    Large chunks of the remaining $16 billion ends up going directly back into the private sector. Most private drug warriors have been on the profitable end of an ONDCP grant to fight the “scourge” of cannabis, at some point. Here in Georgia, we’re home to one of history’s most famous private sector drug war profiteers, Sue Rusche, head of National Families In Action. Sue Rusche “came to fame” in the 1970s and 1980s at the forefront of the modern drug war, popularizing wild fabrications about the negative effects of cannabis, such as the fiction that cannabis causes men to grow breasts. According to their public tax records, National Families In Action was getting a seven figure annual grant from Uncle Sam (ONDCP). Those same tax records indicate Sue Rusche paid herself a six-figure salary from that grant.

    Always follow the money. Paid liars on the public dole make a very comfortable living off the tax payer. We have the ONDCP to thank for that, and only ourselves to blame. Our taxes FUND these liars… Again, where are the so-called “budget hawks” when we need them, most?

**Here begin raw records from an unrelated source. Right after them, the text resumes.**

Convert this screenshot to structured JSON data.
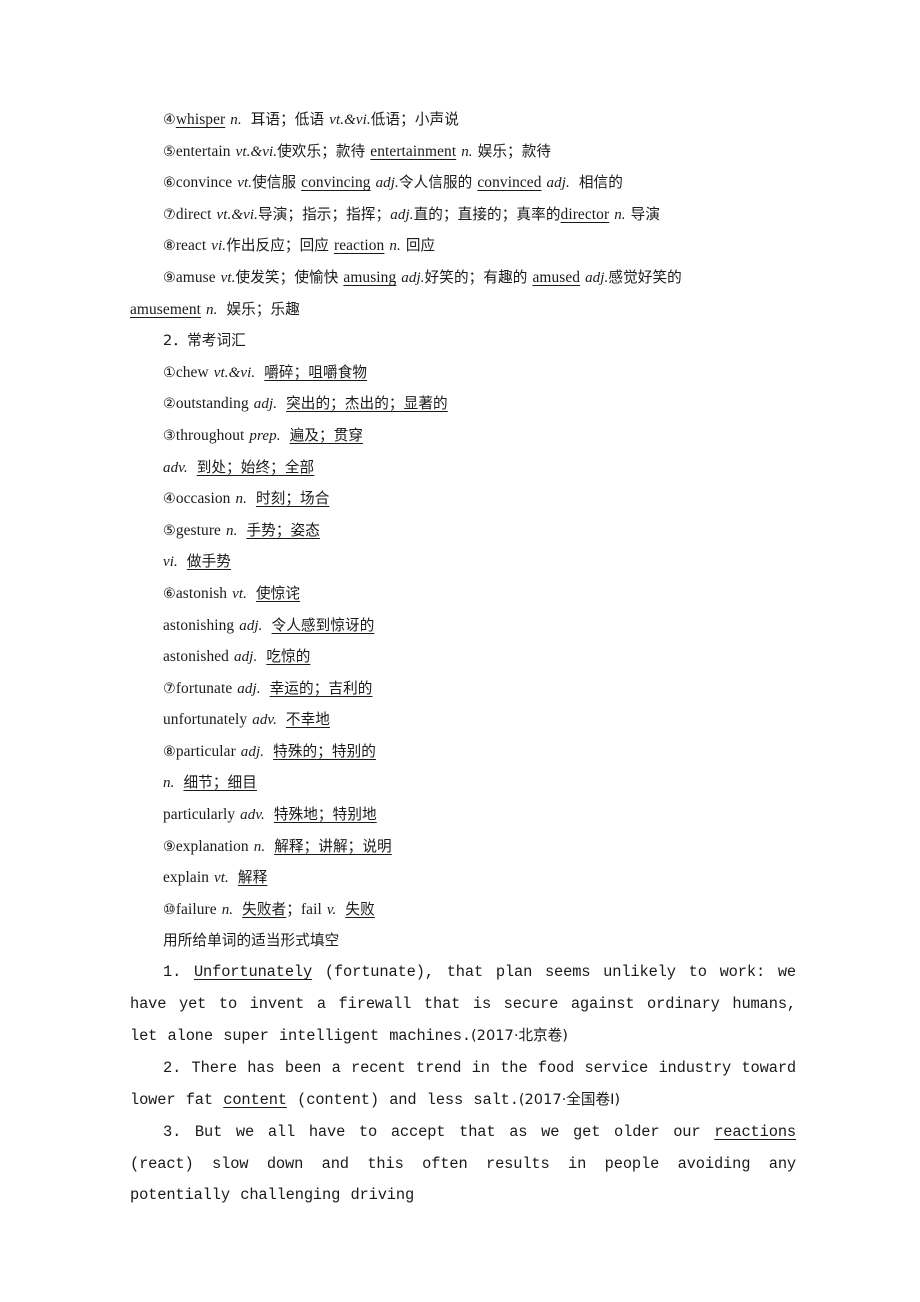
{
  "document": {
    "type": "chinese-english-vocabulary-worksheet",
    "page_background": "#ffffff",
    "text_color": "#1a1a1a"
  },
  "section_core": {
    "entries": [
      {
        "marker": "④",
        "headword": "whisper",
        "headword_underlined": true,
        "body": [
          {
            "t": "n.",
            "style": "pos"
          },
          {
            "t": "耳语；低语",
            "style": "cn"
          },
          {
            "t": "vt.&vi.",
            "style": "pos"
          },
          {
            "t": "低语；小声说",
            "style": "cn"
          }
        ]
      },
      {
        "marker": "⑤",
        "headword": "entertain",
        "headword_underlined": false,
        "body": [
          {
            "t": "vt.&vi.",
            "style": "pos"
          },
          {
            "t": "使欢乐；款待",
            "style": "cn"
          },
          {
            "t": "entertainment",
            "style": "en-u"
          },
          {
            "t": "n.",
            "style": "pos"
          },
          {
            "t": "娱乐；款待",
            "style": "cn"
          }
        ]
      },
      {
        "marker": "⑥",
        "headword": "convince",
        "headword_underlined": false,
        "body": [
          {
            "t": "vt.",
            "style": "pos"
          },
          {
            "t": "使信服",
            "style": "cn"
          },
          {
            "t": "convincing",
            "style": "en-u"
          },
          {
            "t": "adj.",
            "style": "pos"
          },
          {
            "t": "令人信服的",
            "style": "cn"
          },
          {
            "t": "convinced",
            "style": "en-u"
          },
          {
            "t": "adj.",
            "style": "pos"
          },
          {
            "t": "相信的",
            "style": "cn"
          }
        ]
      },
      {
        "marker": "⑦",
        "headword": "direct",
        "headword_underlined": false,
        "body": [
          {
            "t": "vt.&vi.",
            "style": "pos"
          },
          {
            "t": "导演；指示；指挥；",
            "style": "cn"
          },
          {
            "t": "adj.",
            "style": "pos"
          },
          {
            "t": "直的；直接的；真率的",
            "style": "cn"
          },
          {
            "t": "director",
            "style": "en-u"
          },
          {
            "t": "n.",
            "style": "pos"
          },
          {
            "t": "导演",
            "style": "cn"
          }
        ]
      },
      {
        "marker": "⑧",
        "headword": "react",
        "headword_underlined": false,
        "body": [
          {
            "t": "vi.",
            "style": "pos"
          },
          {
            "t": "作出反应；回应",
            "style": "cn"
          },
          {
            "t": "reaction",
            "style": "en-u"
          },
          {
            "t": "n.",
            "style": "pos"
          },
          {
            "t": "回应",
            "style": "cn"
          }
        ]
      },
      {
        "marker": "⑨",
        "headword": "amuse",
        "headword_underlined": false,
        "body": [
          {
            "t": "vt.",
            "style": "pos"
          },
          {
            "t": "使发笑；使愉快",
            "style": "cn"
          },
          {
            "t": "amusing",
            "style": "en-u"
          },
          {
            "t": "adj.",
            "style": "pos"
          },
          {
            "t": "好笑的；有趣的",
            "style": "cn"
          },
          {
            "t": "amused",
            "style": "en-u"
          },
          {
            "t": "adj.",
            "style": "pos"
          },
          {
            "t": "感觉好笑的",
            "style": "cn"
          }
        ]
      }
    ],
    "wrap_line": {
      "headword": "amusement",
      "headword_underlined": true,
      "body": [
        {
          "t": "n.",
          "style": "pos"
        },
        {
          "t": "娱乐；乐趣",
          "style": "cn"
        }
      ]
    }
  },
  "section2": {
    "heading": "2．常考词汇",
    "entries": [
      {
        "marker": "①",
        "headword": "chew",
        "pos": "vt.&vi.",
        "meaning": "嚼碎；咀嚼食物",
        "indent": true
      },
      {
        "marker": "②",
        "headword": "outstanding",
        "pos": "adj.",
        "meaning": "突出的；杰出的；显著的",
        "indent": true
      },
      {
        "marker": "③",
        "headword": "throughout",
        "pos": "prep.",
        "meaning": "遍及；贯穿",
        "indent": true
      },
      {
        "marker": "",
        "headword": "",
        "pos": "adv.",
        "meaning": "到处；始终；全部",
        "indent": true
      },
      {
        "marker": "④",
        "headword": "occasion",
        "pos": "n.",
        "meaning": "时刻；场合",
        "indent": true
      },
      {
        "marker": "⑤",
        "headword": "gesture",
        "pos": "n.",
        "meaning": "手势；姿态",
        "indent": true
      },
      {
        "marker": "",
        "headword": "",
        "pos": "vi.",
        "meaning": "做手势",
        "indent": true
      },
      {
        "marker": "⑥",
        "headword": "astonish",
        "pos": "vt.",
        "meaning": "使惊诧",
        "indent": true
      },
      {
        "marker": "",
        "headword": "astonishing",
        "pos": "adj.",
        "meaning": "令人感到惊讶的",
        "indent": true
      },
      {
        "marker": "",
        "headword": "astonished",
        "pos": "adj.",
        "meaning": "吃惊的",
        "indent": true
      },
      {
        "marker": "⑦",
        "headword": "fortunate",
        "pos": "adj.",
        "meaning": "幸运的；吉利的",
        "indent": true
      },
      {
        "marker": "",
        "headword": "unfortunately",
        "pos": "adv.",
        "meaning": "不幸地",
        "indent": true
      },
      {
        "marker": "⑧",
        "headword": "particular",
        "pos": "adj.",
        "meaning": "特殊的；特别的",
        "indent": true
      },
      {
        "marker": "",
        "headword": "",
        "pos": "n.",
        "meaning": "细节；细目",
        "indent": true
      },
      {
        "marker": "",
        "headword": "particularly",
        "pos": "adv.",
        "meaning": "特殊地；特别地",
        "indent": true
      },
      {
        "marker": "⑨",
        "headword": "explanation",
        "pos": "n.",
        "meaning": "解释；讲解；说明",
        "indent": true
      },
      {
        "marker": "",
        "headword": "explain",
        "pos": "vt.",
        "meaning": "解释",
        "indent": true
      }
    ],
    "entry10": {
      "marker": "⑩",
      "headword": "failure",
      "pos": "n.",
      "meaning": "失败者",
      "sep": "；",
      "headword2": "fail",
      "pos2": "v.",
      "meaning2": "失败"
    }
  },
  "exercise": {
    "instruction": "用所给单词的适当形式填空",
    "items": [
      {
        "number": "1.",
        "answer": "Unfortunately",
        "rest_before": "",
        "text": " (fortunate), that plan seems unlikely to work: we have yet to invent a firewall that is secure against ordinary humans, let alone super intelligent machines.",
        "source": "(2017·北京卷)"
      },
      {
        "number": "2.",
        "lead": "There has been a recent trend in the food service industry toward lower fat ",
        "answer": "content",
        "text": " (content) and less salt.",
        "source": "(2017·全国卷Ⅰ)"
      },
      {
        "number": "3.",
        "lead": "But we all have to accept that as we get older our ",
        "answer": "reactions",
        "text": " (react) slow down and this often results in people avoiding any potentially challenging driving",
        "source": ""
      }
    ]
  }
}
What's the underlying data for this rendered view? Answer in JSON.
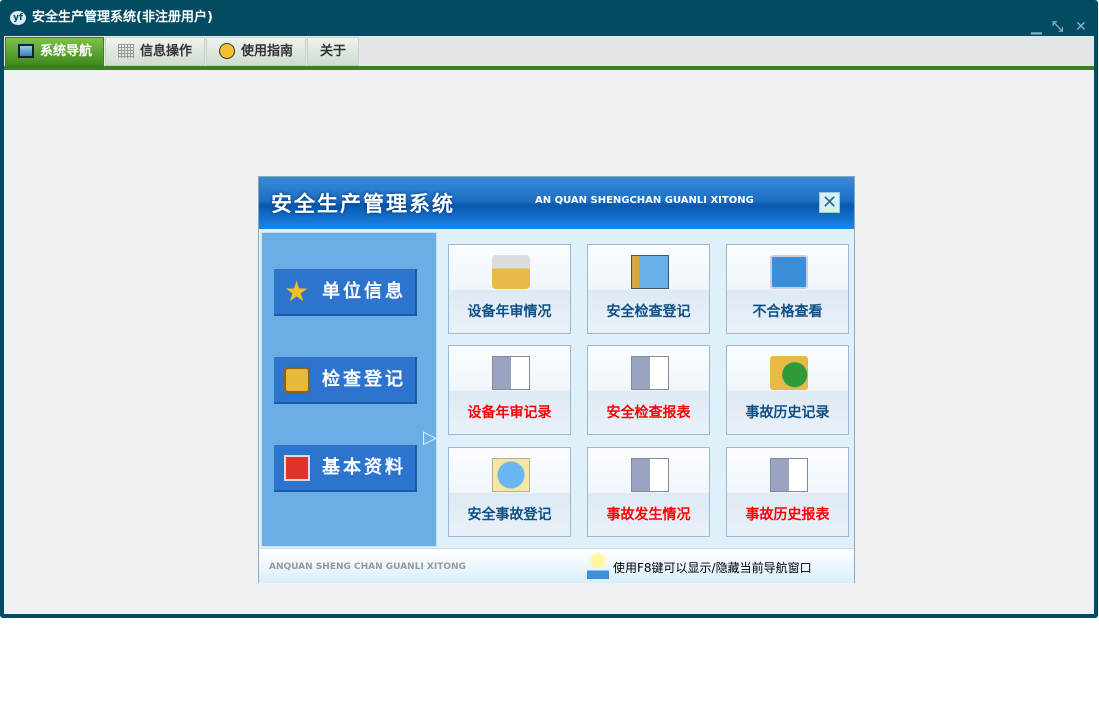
{
  "window": {
    "title": "安全生产管理系统(非注册用户)",
    "logo": "yf",
    "controls": [
      "minimize",
      "restore",
      "close"
    ]
  },
  "tabs": [
    {
      "label": "系统导航",
      "icon": "monitor-icon",
      "active": true
    },
    {
      "label": "信息操作",
      "icon": "grid-icon"
    },
    {
      "label": "使用指南",
      "icon": "help-icon"
    },
    {
      "label": "关于"
    }
  ],
  "dialog": {
    "title": "安全生产管理系统",
    "subtitle": "AN QUAN SHENGCHAN GUANLI XITONG",
    "close": "✕",
    "left_buttons": [
      {
        "label": "单位信息",
        "icon": "star-icon"
      },
      {
        "label": "检查登记",
        "icon": "document-icon",
        "selected": true
      },
      {
        "label": "基本资料",
        "icon": "monitor-icon"
      }
    ],
    "tiles": [
      {
        "label": "设备年审情况",
        "color": "blue",
        "icon": "gear-folder-icon"
      },
      {
        "label": "安全检查登记",
        "color": "blue",
        "icon": "chart-book-icon"
      },
      {
        "label": "不合格查看",
        "color": "blue",
        "icon": "magnifier-icon"
      },
      {
        "label": "设备年审记录",
        "color": "red",
        "icon": "folder-doc-icon"
      },
      {
        "label": "安全检查报表",
        "color": "red",
        "icon": "folder-doc-icon"
      },
      {
        "label": "事故历史记录",
        "color": "blue",
        "icon": "globe-folder-icon"
      },
      {
        "label": "安全事故登记",
        "color": "blue",
        "icon": "globe-paper-icon"
      },
      {
        "label": "事故发生情况",
        "color": "red",
        "icon": "folder-doc-icon"
      },
      {
        "label": "事故历史报表",
        "color": "red",
        "icon": "folder-doc-icon"
      }
    ],
    "footer_left": "ANQUAN SHENG CHAN GUANLI XITONG",
    "footer_hint": "使用F8键可以显示/隐藏当前导航窗口"
  }
}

    • Cyndysub

      Me too ear to ear until my muscles give out. Yippie!

    • skoallio

      what do you mean by a bench 1000 people deep?

      • Cyndysub

        Uh, this is sorta off post but you did ask: “what do you mean by a bench 1000 people deep?”
        How old are you?

  • Cyndysub

    “The leaders in both parties have completely abandoned the issue.”

    Well hell yes they are noticing the polling numbers so maybe they are not stupid as we thought.

  • mike1188

    8-14-2014 On the today show this morning there was a young man in a coma, brain dead. Because of a MAN MADE SYNTHETIC marijuana. The parents being interviewed stated that ” it was synthetic so we thought it was safe” this is the kind of ignorance that is caused by prohibition laws. Why because all of the reasons for prohibition are untrue, unproven by unbiased people in the medical community. But according to morning show any one can take a spice mix some man made chemicals in it call it safe and all natural synthetic marijuana. The kicker is these synthetic marijuana and products like bath salts are sold in stores they for the most part are not illegal. But time and time again people die from the use of this garbage. To these parents I am sorry and WTF. How can you or any other person ever think these synthectics can be safe. The only marijuana that is safe, non toxic is marijuana in its god given all natural form. Grown.

  • greenbudstar

    My breasts did get larger though but I was to stoned to care but I don’t need a braw yet.